Microsoft announced Friday that longtime CEO Steve Ballmer will retire within the next 12 months. The company's board has appointed a special committee—that includes chairman Bill Gates—to find a replacement, something that is expected to happen before Ballmer heads for the door. Here's the Wall Street Journal with more:
Under Mr. Ballmer, Microsoft has endured years of investor criticism as the rise of mobile devices and Internet services eroded the influence of the personal computer-era kingpin. The company has responded to the pressures in a variety of ways already, including developing and selling its own tablet-style computer in competition with longtime partners. ...
The announcement comes as the tech giant is working to become a different kind of company, known less for programs that people buy than for devices and services that require software. Microsoft has been squeezed by a shift in consumer and business spending to tablets and smartphones and away from PCs.
As Ballmer pointed out in his note to staff, Microsoft has grown from a $7.5-million company with around 30 employees to a nearly $78-billion one that employs nearly 100,000 since he joined in 1980. Microsoft jumped 9 percent in premarket trading following the news.
TODAY IN SLATE
More Than Scottish Pride
What Charles Barkley Gets Wrong About Corporal Punishment and Black Culture
Why Greenland’s “Dark Snow” Should Worry You
Three Talented Actresses in Three Terrible New Shows
Why Do Some People See the Virgin Mary in Grilled Cheese?

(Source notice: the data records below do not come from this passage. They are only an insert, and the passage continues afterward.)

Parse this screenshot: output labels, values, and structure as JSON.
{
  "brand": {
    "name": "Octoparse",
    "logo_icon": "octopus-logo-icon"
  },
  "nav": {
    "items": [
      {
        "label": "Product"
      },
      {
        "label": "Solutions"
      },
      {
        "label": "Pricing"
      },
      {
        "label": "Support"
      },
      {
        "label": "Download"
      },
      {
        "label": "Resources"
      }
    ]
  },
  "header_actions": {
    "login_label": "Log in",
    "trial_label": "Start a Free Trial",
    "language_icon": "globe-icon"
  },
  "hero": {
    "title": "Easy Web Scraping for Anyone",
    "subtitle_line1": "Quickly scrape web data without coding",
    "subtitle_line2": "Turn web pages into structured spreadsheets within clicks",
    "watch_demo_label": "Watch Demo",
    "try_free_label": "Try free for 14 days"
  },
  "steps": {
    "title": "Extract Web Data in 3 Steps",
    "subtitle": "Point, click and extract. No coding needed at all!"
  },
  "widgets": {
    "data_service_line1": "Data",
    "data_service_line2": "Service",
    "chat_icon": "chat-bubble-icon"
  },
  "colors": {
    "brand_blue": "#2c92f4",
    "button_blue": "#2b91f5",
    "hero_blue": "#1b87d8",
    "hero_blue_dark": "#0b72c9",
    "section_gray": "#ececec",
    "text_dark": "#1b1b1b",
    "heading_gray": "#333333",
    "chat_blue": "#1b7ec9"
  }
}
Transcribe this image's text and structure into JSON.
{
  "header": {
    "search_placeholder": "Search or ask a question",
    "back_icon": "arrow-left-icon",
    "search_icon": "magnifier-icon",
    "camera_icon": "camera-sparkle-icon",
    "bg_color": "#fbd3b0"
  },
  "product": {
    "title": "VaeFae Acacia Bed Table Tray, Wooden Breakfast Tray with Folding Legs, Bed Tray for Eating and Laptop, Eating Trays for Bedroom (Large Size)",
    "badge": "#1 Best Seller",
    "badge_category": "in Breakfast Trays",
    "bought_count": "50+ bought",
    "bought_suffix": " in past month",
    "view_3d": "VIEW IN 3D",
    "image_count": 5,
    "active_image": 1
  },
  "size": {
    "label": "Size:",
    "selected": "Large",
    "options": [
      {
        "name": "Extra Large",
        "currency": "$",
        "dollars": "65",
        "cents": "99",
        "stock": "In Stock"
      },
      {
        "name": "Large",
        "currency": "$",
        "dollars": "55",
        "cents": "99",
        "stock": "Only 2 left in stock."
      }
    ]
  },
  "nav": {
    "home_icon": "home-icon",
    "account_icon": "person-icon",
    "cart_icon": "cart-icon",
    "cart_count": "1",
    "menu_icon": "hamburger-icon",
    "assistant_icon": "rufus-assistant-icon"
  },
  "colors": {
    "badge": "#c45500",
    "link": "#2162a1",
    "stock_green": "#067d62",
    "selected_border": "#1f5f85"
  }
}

The science that explains the human need to find meaning in coincidences.
Happy Constitution Day!
Too bad it’s almost certainly unconstitutional.